The trailer for Sia’s upcoming film “Music” dropped last week. The film depicts a nonverbal autistic young woman, based on one of Sia’s close friends. The film is packed with stars like Kate Hudson, Leslie Odom Jr. and Maddy Ziegler, who plays the lead. However, the public has been more focused on the star the film is lacking — an authentic autistic lead. Sia cast a neurotypical actress to play a neurodivergent character, which is a common phenomenon in media representing disabled people.
The trailer quickly faced scrutiny. Sia responded to these criticisms by explaining that she completed three years of research for the movie and that it was based on one of her best friends. Sia explained that the movie originally cast an autistic woman as the lead, but that the filming environment was too difficult for the actress. According to Sia, casting this autistic person would have been “cruel,” and so she went with Ziegler instead.
Sia engaged in back and forth discourse on Twitter before tweeting: “Grrrrrrrrrr. F—ity f— why don’t you watch my film before you judge it? FURY.”
Her defensive language and demeanor following the critique highlight issues with neurotypical people telling the stories of the neurodivergent community.
Sia Did Not Try Hard Enough To Cast An Autistic Actress
Regardless of whether or not Sia had originally attempted to cast an autistic actress, fans were not satisfied. Fans on Twitter and TikTok reacted to Sia’s excuses by explaining that Sia has the resources to adjust the environment of her own movie set and that there are plenty of autistic actresses who could be a good fit for the role.
“Sia, you have millions of dollars. Change the environment!!!” Paige Layle, an autistic creator, pleaded in her TikTok.
When making her explanations, it seems that Sia did not consider the potential impact of her words, especially considering her large fan base. By explaining her casting decision by saying that the environment of the movie was too overwhelming of a sensory environment for an autistic actress, Sia implies that maybe anyone who has that level of sensitivity to their environment should not go into acting. She runs the dangerous risk of potentially dissuading those who identify with the character of her movie from a career in acting if they hear that it will be too difficult to cast them. Sia’s words carry power because of her celebrity status. She can affect a young person’s dreams, so she should have been more careful.
The Disabled Community Has Historically Been Misrepresented In The Media
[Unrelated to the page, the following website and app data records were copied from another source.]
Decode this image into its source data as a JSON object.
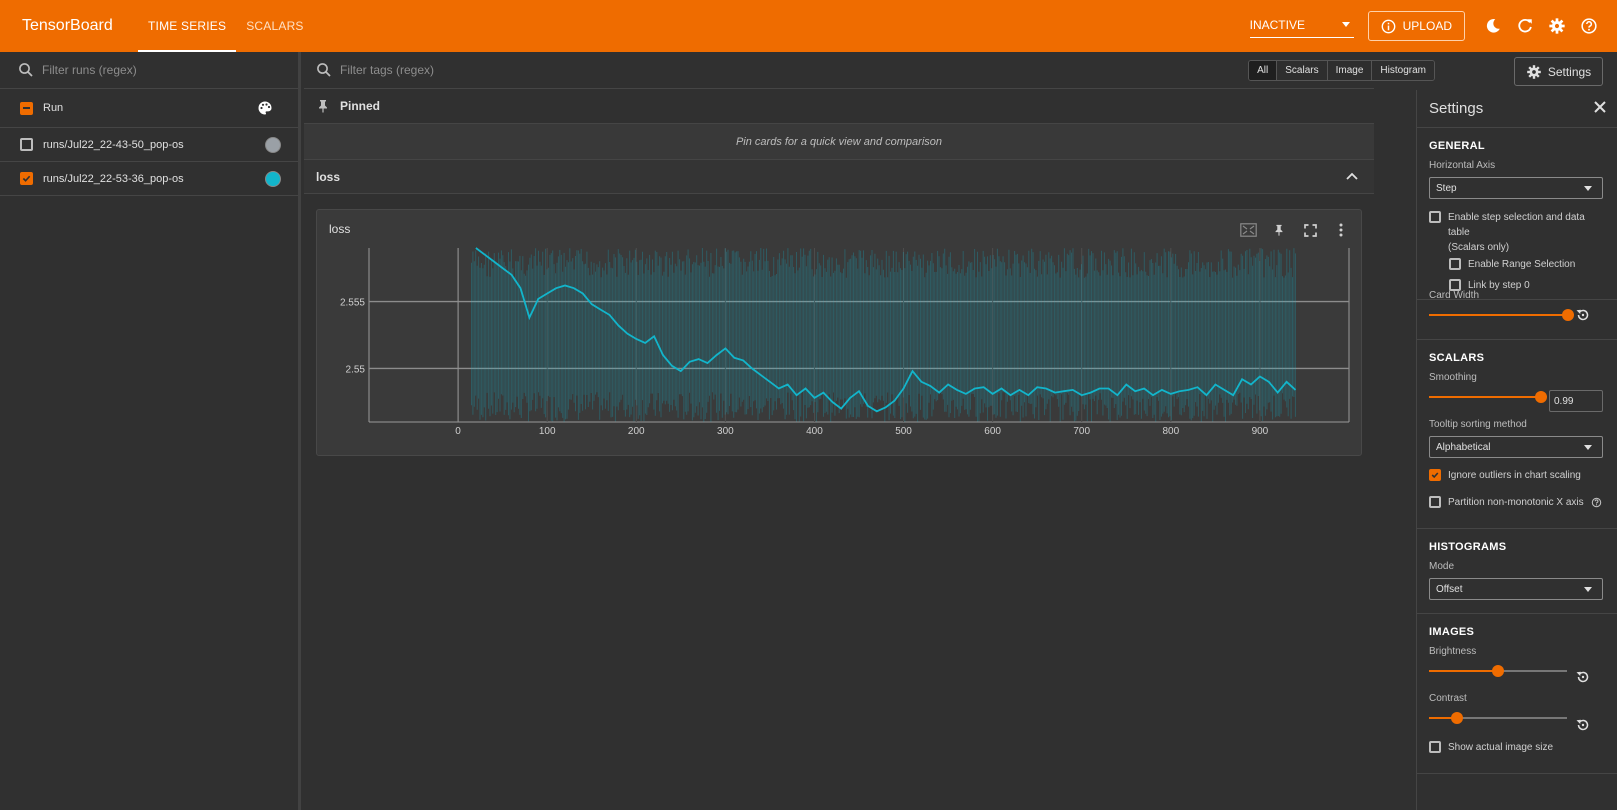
{
  "app": {
    "title": "TensorBoard"
  },
  "nav": {
    "tabs": [
      {
        "label": "TIME SERIES",
        "active": true
      },
      {
        "label": "SCALARS",
        "active": false
      }
    ]
  },
  "topbar": {
    "status_select": "INACTIVE",
    "upload_label": "UPLOAD"
  },
  "runs": {
    "filter_placeholder": "Filter runs (regex)",
    "header_label": "Run",
    "items": [
      {
        "name": "runs/Jul22_22-43-50_pop-os",
        "checked": false,
        "color": "#9aa0a6"
      },
      {
        "name": "runs/Jul22_22-53-36_pop-os",
        "checked": true,
        "color": "#12b5cb"
      }
    ]
  },
  "main": {
    "filter_placeholder": "Filter tags (regex)",
    "type_filters": [
      "All",
      "Scalars",
      "Image",
      "Histogram"
    ],
    "pinned_label": "Pinned",
    "pinned_empty": "Pin cards for a quick view and comparison",
    "group_label": "loss",
    "card_title": "loss"
  },
  "settings_button_label": "Settings",
  "settings": {
    "title": "Settings",
    "general": {
      "heading": "GENERAL",
      "horizontal_axis_label": "Horizontal Axis",
      "horizontal_axis_value": "Step",
      "enable_step_selection": "Enable step selection and data table",
      "enable_step_selection_2": "(Scalars only)",
      "enable_range_selection": "Enable Range Selection",
      "link_by_step": "Link by step 0",
      "card_width_label": "Card Width",
      "card_width": 1.0
    },
    "scalars": {
      "heading": "SCALARS",
      "smoothing_label": "Smoothing",
      "smoothing_value": "0.99",
      "tooltip_sort_label": "Tooltip sorting method",
      "tooltip_sort_value": "Alphabetical",
      "ignore_outliers": "Ignore outliers in chart scaling",
      "partition": "Partition non-monotonic X axis"
    },
    "histograms": {
      "heading": "HISTOGRAMS",
      "mode_label": "Mode",
      "mode_value": "Offset"
    },
    "images": {
      "heading": "IMAGES",
      "brightness_label": "Brightness",
      "brightness": 0.5,
      "contrast_label": "Contrast",
      "contrast": 0.2,
      "show_actual_size": "Show actual image size"
    }
  },
  "chart_data": {
    "type": "line",
    "title": "loss",
    "xlabel": "",
    "ylabel": "",
    "x_ticks": [
      "0",
      "100",
      "200",
      "300",
      "400",
      "500",
      "600",
      "700",
      "800",
      "900"
    ],
    "y_ticks": [
      "2.555",
      "2.55"
    ],
    "xlim": [
      -100,
      1000
    ],
    "ylim": [
      2.546,
      2.559
    ],
    "series": [
      {
        "name": "runs/Jul22_22-53-36_pop-os",
        "color": "#12b5cb",
        "x": [
          20,
          30,
          40,
          50,
          60,
          70,
          80,
          90,
          100,
          110,
          120,
          130,
          140,
          150,
          160,
          170,
          180,
          190,
          200,
          210,
          220,
          230,
          240,
          250,
          260,
          270,
          280,
          290,
          300,
          310,
          320,
          330,
          340,
          350,
          360,
          370,
          380,
          390,
          400,
          410,
          420,
          430,
          440,
          450,
          460,
          470,
          480,
          490,
          500,
          510,
          520,
          530,
          540,
          550,
          560,
          570,
          580,
          590,
          600,
          610,
          620,
          630,
          640,
          650,
          660,
          670,
          680,
          690,
          700,
          710,
          720,
          730,
          740,
          750,
          760,
          770,
          780,
          790,
          800,
          810,
          820,
          830,
          840,
          850,
          860,
          870,
          880,
          890,
          900,
          910,
          920,
          930,
          940
        ],
        "y": [
          2.559,
          2.5585,
          2.558,
          2.5575,
          2.557,
          2.556,
          2.5538,
          2.5552,
          2.5556,
          2.556,
          2.5562,
          2.556,
          2.5556,
          2.5548,
          2.5544,
          2.554,
          2.5532,
          2.5526,
          2.5522,
          2.5519,
          2.5524,
          2.551,
          2.5502,
          2.5498,
          2.5505,
          2.5507,
          2.5504,
          2.551,
          2.5515,
          2.5508,
          2.5506,
          2.55,
          2.5495,
          2.549,
          2.5485,
          2.5488,
          2.548,
          2.5485,
          2.5478,
          2.5482,
          2.5475,
          2.547,
          2.5478,
          2.5483,
          2.5472,
          2.5468,
          2.5471,
          2.5476,
          2.5485,
          2.5498,
          2.549,
          2.5487,
          2.5482,
          2.5488,
          2.5484,
          2.5481,
          2.5485,
          2.5486,
          2.5481,
          2.5485,
          2.548,
          2.5484,
          2.548,
          2.5486,
          2.5485,
          2.5482,
          2.5483,
          2.5484,
          2.548,
          2.5482,
          2.5485,
          2.5485,
          2.548,
          2.5488,
          2.5483,
          2.5485,
          2.548,
          2.5484,
          2.5481,
          2.5483,
          2.5484,
          2.5486,
          2.548,
          2.5488,
          2.5484,
          2.548,
          2.5492,
          2.5488,
          2.5494,
          2.549,
          2.5482,
          2.549,
          2.5484
        ]
      }
    ]
  }
}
This issue with “Music” exemplifies a much greater issue with a long history in Hollywood: Filmmakers create stories of representation that do not come from the voices and people that they intend to represent. In most TV shows and movies, disabled people have been played by neurotypical rather than neurodivergent actors. Recent examples include Sam in Netflix’s “Atypical,” played by neurotypical actor Keir Gilchrist, as well as Max Braverman, the son with Asperger’s syndrome in NBC’s “Parenthood,” who is played by Max Burkholder. People often criticize these roles for showing stereotypes of autism, yet others applaud the roles for showing the experiences of autistic people and their family members.
While autism representation is very important, ensuring that you get the right stories, backed by people who have truly lived these experiences, should take priority. Sia defended her actions by saying that she was backed by three years of research with the autistic community. Upon greater inspection, some people realized that the organization she was referring to was Autism Speaks, resulting in an even greater negative reaction from the public.
“By the way Autism Speaks are a hate group invested 100% in eugenics to try and exterminate autistic people. If you support them, either reconsider or block me,” user @OccultTherapist tweeted.
Autism Speaks is well-known in the disabled community as being an organization that seeks to find a cure for autism, defining it as a disease rather than as a difference and therefore embracing the medical model of autism. They put forward ideas that support the belief that autistic behaviors ought to be corrected, forcing autistic people to adjust for neurotypical people rather than visa versa.
Autism Speaks has since denied their involvement in the film’s production and casting. Citing this organization (whether truthful or not) demonstrates Sia’s glaring lack of knowledge of the autistic community and her ableist mindset.
For some people, it may be important and validating to see the difficulties of having a child, sibling or friend with autism displayed on the screen. However, the negatives shouldn’t be the main focus of the story. It would be great if we could see representation that does not emphasize the negatives of having a disability and instead celebrates the beauty of disabled people. The trailer for “Music” promises a movie of joy and laughter, but without an authentic lead, it runs the risk of relying on and perpetuating stereotypes.